16. "What man is he that desireth life, and loveth to see good days?" (ver. 12). He asketh a question. Doth not every one among you answer, I? Is there any man among you that loveth not life, that is, that desireth not life, and loveth not to see good days? Do ye not daily thus murmur, and thus speak; How long shall we suffer these things? Daily are they worse and worse: in our fathers' time were days more joyful, were days better. O if thou couldest ask those same, thy fathers, in like manner would they murmur to thee of their own days. Our fathers were happy, miserable are we, evil days have we: such an one ruled over us, we thought that after his death might some refreshing be given to us; worse things have come: O God, show unto us good days! "What man is he that desireth life, and loveth to see good days?" Let him not seek here good days. A good thing he seeketh, but not in its right place doth he seek it. As, if thou shouldest seek some righteous man in a country, wherein he live...
Good days. St. Peter (1 Peter iii. 10.) adopts this sense, though the Hebrew is rendered, "and desireth days, that he may see good. "The apostle shows that heaven is here principally meant, though a virtuous life is the best to procure even present happiness. (Berthier)
Many of David's followers probably confined their views to the latter. (Calmet)

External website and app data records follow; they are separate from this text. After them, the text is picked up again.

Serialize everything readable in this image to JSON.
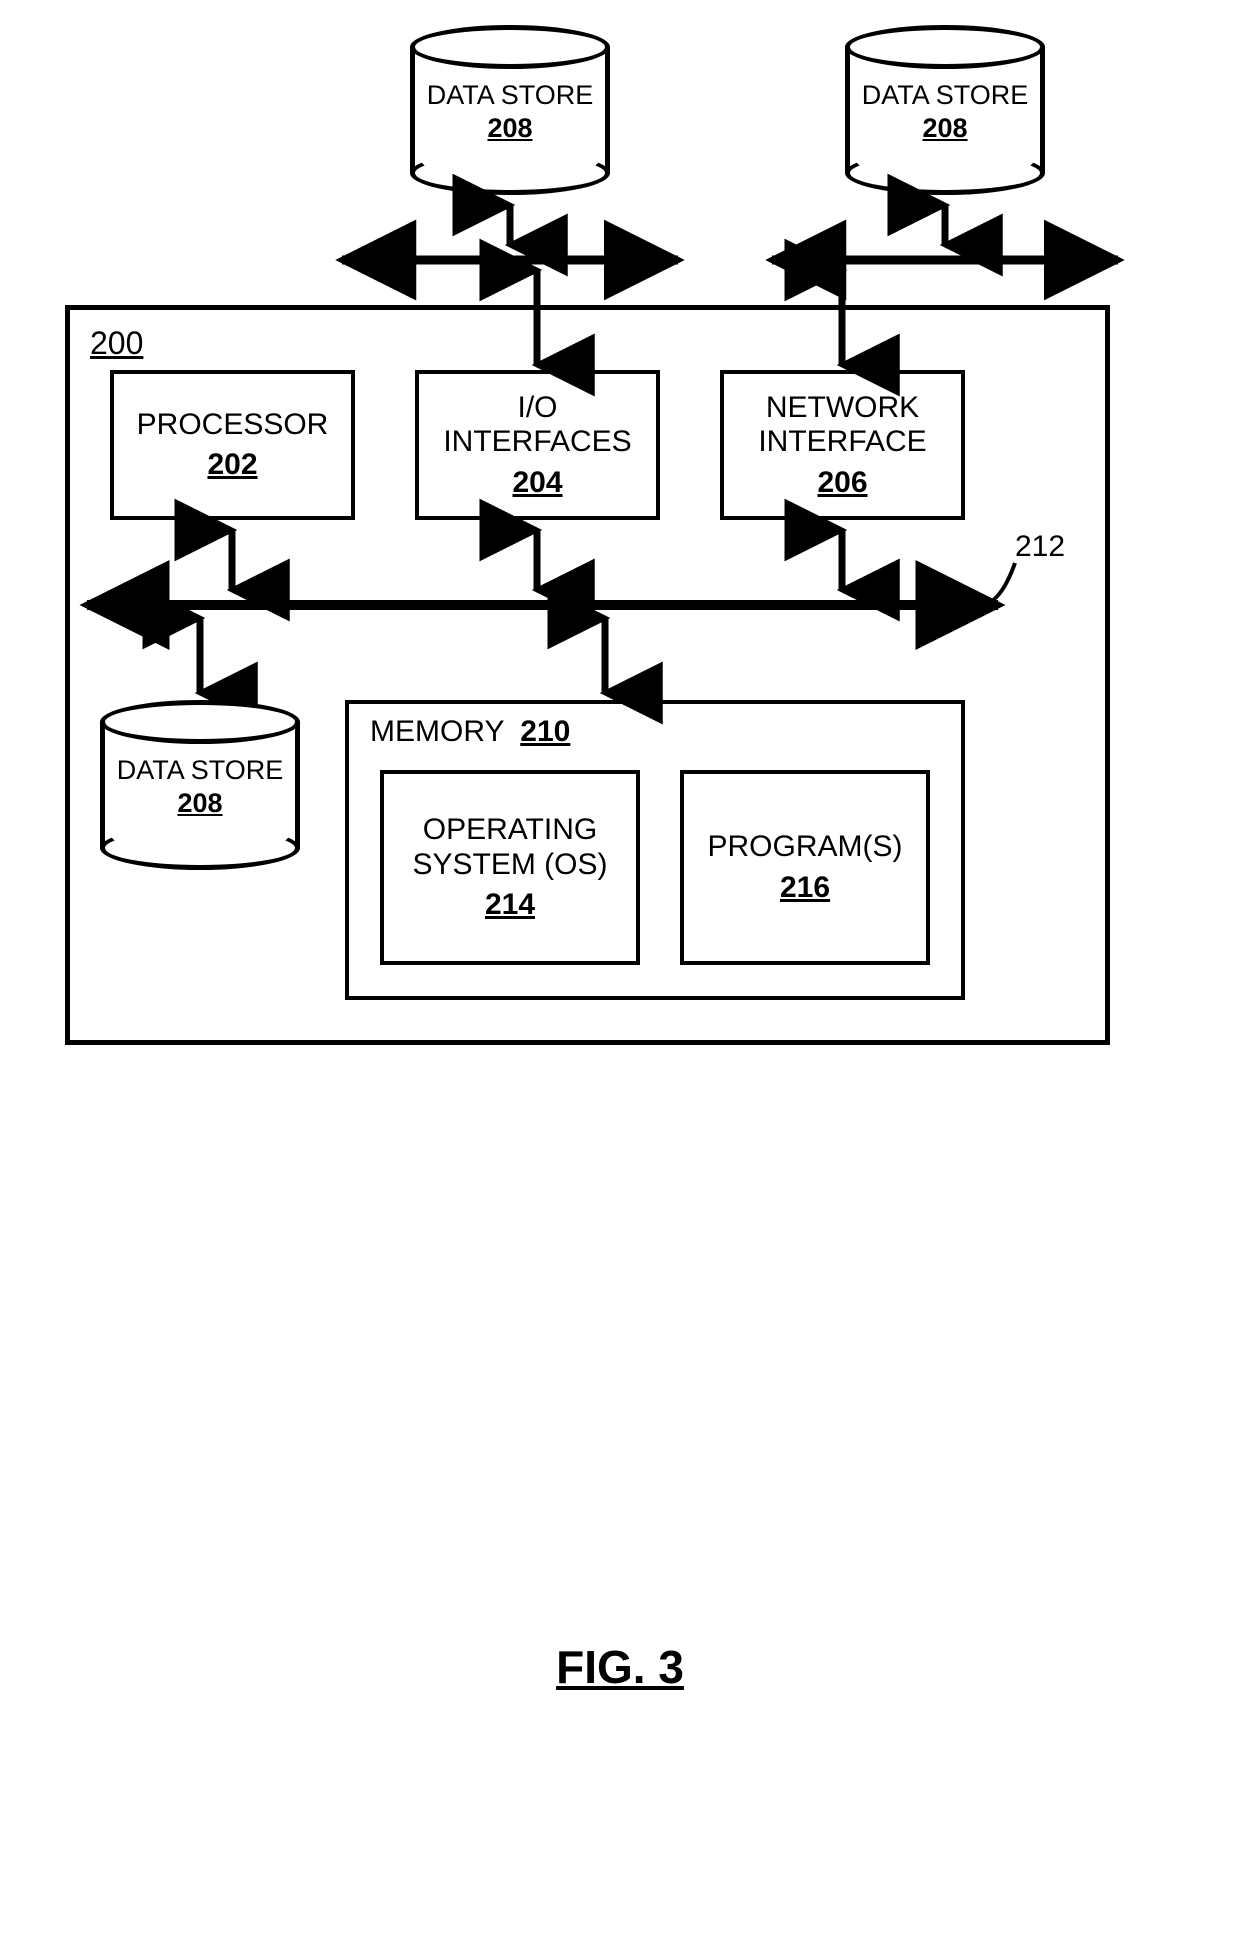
{
  "figure_label": "FIG. 3",
  "system_ref": "200",
  "bus_ref": "212",
  "data_store": {
    "label": "DATA STORE",
    "ref": "208"
  },
  "processor": {
    "label": "PROCESSOR",
    "ref": "202"
  },
  "io": {
    "label": "I/O INTERFACES",
    "ref": "204"
  },
  "net": {
    "label": "NETWORK INTERFACE",
    "ref": "206"
  },
  "memory": {
    "title": "MEMORY",
    "ref": "210"
  },
  "os": {
    "label": "OPERATING SYSTEM (OS)",
    "ref": "214"
  },
  "programs": {
    "label": "PROGRAM(S)",
    "ref": "216"
  }
}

Every one desireth to be happy, but only the virtuous are really so. (Worthington) ...